Word for word, repeat the lines of the records from the one containing "Output a JSON" through the last line, both included.

RECORD SET:
=====
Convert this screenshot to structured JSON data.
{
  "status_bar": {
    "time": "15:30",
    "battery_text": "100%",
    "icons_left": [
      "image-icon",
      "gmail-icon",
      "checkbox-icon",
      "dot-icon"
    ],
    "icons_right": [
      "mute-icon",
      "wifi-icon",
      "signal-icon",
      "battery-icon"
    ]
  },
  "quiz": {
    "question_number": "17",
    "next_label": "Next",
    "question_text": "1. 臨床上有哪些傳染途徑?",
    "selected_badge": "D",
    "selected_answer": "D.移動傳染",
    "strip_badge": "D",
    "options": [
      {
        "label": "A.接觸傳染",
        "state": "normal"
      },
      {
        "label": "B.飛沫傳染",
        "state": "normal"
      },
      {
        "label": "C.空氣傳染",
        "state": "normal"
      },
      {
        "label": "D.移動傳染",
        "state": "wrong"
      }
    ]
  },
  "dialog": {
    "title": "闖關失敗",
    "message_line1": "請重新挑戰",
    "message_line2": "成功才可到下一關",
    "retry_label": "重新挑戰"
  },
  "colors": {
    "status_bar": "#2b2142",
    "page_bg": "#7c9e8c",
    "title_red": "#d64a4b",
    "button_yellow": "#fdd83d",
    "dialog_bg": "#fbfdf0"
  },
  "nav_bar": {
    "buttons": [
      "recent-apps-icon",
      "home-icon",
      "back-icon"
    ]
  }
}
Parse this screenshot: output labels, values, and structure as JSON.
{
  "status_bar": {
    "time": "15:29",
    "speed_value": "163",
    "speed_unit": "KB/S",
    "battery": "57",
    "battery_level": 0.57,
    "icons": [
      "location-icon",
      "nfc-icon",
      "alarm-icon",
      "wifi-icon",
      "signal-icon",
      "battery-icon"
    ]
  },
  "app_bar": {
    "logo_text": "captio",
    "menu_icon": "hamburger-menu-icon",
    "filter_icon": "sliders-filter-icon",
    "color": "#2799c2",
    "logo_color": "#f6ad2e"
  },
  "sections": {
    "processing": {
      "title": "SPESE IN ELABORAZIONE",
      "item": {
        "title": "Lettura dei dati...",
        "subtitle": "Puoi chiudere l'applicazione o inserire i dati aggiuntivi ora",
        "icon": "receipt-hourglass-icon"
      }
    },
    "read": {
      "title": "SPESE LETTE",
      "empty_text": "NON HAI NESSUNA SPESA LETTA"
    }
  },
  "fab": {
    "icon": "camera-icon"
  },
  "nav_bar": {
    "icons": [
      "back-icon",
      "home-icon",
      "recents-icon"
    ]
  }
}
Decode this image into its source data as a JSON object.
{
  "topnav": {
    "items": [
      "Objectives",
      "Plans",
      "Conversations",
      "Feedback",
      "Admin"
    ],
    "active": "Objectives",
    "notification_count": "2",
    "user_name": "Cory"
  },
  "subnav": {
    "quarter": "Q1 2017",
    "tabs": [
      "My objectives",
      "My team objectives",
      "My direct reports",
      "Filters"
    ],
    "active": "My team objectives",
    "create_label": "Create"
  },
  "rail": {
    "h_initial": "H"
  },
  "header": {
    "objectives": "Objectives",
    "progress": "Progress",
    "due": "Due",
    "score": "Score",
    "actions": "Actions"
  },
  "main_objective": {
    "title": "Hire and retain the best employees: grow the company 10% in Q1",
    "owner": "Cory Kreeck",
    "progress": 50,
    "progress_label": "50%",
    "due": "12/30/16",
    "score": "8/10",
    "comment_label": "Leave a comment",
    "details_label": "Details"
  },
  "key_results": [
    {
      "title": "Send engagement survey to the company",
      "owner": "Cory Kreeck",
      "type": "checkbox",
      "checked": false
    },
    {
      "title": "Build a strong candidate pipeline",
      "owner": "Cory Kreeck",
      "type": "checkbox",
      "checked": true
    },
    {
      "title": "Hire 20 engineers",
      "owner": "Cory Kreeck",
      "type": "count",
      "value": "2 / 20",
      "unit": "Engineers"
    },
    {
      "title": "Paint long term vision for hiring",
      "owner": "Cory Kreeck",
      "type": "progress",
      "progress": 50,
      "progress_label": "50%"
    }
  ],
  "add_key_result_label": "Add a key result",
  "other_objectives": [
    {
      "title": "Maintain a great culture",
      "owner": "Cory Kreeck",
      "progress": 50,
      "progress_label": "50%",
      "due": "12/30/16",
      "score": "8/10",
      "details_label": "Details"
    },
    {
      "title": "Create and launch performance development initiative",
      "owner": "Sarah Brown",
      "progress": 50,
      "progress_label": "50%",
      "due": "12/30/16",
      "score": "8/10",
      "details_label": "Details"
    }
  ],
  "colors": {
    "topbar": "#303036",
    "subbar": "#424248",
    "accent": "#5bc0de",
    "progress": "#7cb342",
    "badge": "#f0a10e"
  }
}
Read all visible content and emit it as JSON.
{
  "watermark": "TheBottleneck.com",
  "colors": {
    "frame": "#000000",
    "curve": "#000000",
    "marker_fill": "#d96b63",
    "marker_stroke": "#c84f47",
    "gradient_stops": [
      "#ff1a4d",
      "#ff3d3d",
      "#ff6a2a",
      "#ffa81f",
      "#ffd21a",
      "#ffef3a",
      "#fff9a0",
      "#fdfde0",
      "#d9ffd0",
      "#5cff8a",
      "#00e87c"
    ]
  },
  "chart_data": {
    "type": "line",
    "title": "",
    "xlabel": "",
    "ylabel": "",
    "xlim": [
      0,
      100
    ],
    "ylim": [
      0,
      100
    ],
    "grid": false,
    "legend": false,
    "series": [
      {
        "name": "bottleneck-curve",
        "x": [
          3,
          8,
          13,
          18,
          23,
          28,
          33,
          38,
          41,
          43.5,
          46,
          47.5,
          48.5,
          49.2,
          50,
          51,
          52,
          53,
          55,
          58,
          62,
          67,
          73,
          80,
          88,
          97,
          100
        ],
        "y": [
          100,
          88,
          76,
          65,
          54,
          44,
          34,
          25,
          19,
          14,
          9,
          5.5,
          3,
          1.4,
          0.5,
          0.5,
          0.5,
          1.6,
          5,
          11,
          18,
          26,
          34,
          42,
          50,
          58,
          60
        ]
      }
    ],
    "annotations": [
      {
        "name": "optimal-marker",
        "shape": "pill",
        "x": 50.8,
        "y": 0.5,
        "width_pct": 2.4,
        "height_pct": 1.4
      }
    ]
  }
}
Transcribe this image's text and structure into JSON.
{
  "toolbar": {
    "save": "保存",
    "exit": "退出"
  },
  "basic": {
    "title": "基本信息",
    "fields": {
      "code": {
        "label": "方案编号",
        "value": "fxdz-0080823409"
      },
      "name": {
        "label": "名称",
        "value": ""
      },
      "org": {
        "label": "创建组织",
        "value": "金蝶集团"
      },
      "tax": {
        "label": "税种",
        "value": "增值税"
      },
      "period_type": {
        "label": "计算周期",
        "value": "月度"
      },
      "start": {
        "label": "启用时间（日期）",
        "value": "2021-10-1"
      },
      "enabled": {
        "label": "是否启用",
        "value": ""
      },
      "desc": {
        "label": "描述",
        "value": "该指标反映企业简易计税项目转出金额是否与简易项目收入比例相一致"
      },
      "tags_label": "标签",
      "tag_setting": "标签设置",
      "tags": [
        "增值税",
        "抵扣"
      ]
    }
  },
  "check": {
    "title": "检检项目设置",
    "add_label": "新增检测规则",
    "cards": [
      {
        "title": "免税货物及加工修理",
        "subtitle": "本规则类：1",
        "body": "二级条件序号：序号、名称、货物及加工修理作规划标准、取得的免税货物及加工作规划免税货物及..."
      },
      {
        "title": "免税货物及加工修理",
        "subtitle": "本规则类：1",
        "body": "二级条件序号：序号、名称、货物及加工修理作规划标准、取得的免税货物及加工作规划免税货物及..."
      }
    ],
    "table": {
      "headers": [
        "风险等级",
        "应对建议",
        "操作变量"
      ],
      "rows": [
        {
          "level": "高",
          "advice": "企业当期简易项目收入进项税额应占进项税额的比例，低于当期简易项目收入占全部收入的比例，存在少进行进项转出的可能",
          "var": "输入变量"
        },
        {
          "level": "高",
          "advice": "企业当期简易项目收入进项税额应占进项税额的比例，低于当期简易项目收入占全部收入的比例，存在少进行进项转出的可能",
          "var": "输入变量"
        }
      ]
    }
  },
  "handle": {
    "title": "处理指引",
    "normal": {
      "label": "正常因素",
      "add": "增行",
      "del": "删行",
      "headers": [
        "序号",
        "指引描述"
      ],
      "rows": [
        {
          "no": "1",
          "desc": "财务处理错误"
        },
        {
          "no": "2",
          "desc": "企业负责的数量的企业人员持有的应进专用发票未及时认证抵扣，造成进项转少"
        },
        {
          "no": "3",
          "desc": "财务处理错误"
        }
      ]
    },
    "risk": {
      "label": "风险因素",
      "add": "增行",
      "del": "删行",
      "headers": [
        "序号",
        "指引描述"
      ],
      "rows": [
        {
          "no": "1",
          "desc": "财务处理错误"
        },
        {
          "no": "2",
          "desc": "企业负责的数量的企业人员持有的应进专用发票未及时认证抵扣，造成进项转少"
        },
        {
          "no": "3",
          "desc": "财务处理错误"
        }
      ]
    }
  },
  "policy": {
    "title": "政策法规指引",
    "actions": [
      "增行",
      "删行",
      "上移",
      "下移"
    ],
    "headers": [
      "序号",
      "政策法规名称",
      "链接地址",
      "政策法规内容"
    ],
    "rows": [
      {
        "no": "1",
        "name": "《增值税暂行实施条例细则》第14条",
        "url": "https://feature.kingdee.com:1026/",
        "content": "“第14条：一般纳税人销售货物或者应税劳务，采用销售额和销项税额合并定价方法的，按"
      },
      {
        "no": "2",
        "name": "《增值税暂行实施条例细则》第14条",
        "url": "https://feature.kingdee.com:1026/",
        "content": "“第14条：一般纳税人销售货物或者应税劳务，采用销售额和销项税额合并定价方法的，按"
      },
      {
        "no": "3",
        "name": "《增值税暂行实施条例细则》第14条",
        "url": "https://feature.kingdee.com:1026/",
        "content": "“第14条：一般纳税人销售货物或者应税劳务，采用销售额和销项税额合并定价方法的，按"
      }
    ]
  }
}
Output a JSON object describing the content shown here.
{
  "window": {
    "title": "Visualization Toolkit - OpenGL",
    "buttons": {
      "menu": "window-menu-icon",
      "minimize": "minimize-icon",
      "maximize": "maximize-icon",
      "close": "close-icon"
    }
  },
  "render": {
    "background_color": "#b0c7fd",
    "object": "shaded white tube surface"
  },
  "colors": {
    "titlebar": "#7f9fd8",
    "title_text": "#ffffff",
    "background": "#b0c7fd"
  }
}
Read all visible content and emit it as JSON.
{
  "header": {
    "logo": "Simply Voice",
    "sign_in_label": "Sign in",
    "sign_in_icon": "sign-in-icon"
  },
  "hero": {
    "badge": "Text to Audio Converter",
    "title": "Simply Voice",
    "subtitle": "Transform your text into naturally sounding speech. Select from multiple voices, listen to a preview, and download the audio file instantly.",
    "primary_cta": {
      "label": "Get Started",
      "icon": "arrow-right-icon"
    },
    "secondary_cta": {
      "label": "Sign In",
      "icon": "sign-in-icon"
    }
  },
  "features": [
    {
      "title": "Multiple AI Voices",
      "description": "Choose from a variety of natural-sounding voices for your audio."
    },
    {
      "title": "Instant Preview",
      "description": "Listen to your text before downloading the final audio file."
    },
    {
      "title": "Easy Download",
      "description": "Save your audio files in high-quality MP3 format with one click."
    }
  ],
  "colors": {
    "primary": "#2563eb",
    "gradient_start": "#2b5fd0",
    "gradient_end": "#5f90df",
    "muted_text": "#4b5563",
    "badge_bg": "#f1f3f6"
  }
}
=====
TASK ANSWER:
Output a JSON object describing the content shown here.
{
  "window": {
    "title": "Visualization Toolkit - OpenGL",
    "buttons": {
      "menu": "window-menu-icon",
      "minimize": "minimize-icon",
      "maximize": "maximize-icon",
      "close": "close-icon"
    }
  },
  "render": {
    "background_color": "#b0c7fd",
    "object": "shaded white tube surface"
  },
  "colors": {
    "titlebar": "#7f9fd8",
    "title_text": "#ffffff",
    "background": "#b0c7fd"
  }
}
Read all visible content and emit it as JSON.
{
  "header": {
    "logo": "Simply Voice",
    "sign_in_label": "Sign in",
    "sign_in_icon": "sign-in-icon"
  },
  "hero": {
    "badge": "Text to Audio Converter",
    "title": "Simply Voice",
    "subtitle": "Transform your text into naturally sounding speech. Select from multiple voices, listen to a preview, and download the audio file instantly.",
    "primary_cta": {
      "label": "Get Started",
      "icon": "arrow-right-icon"
    },
    "secondary_cta": {
      "label": "Sign In",
      "icon": "sign-in-icon"
    }
  },
  "features": [
    {
      "title": "Multiple AI Voices",
      "description": "Choose from a variety of natural-sounding voices for your audio."
    },
    {
      "title": "Instant Preview",
      "description": "Listen to your text before downloading the final audio file."
    },
    {
      "title": "Easy Download",
      "description": "Save your audio files in high-quality MP3 format with one click."
    }
  ],
  "colors": {
    "primary": "#2563eb",
    "gradient_start": "#2b5fd0",
    "gradient_end": "#5f90df",
    "muted_text": "#4b5563",
    "badge_bg": "#f1f3f6"
  }
}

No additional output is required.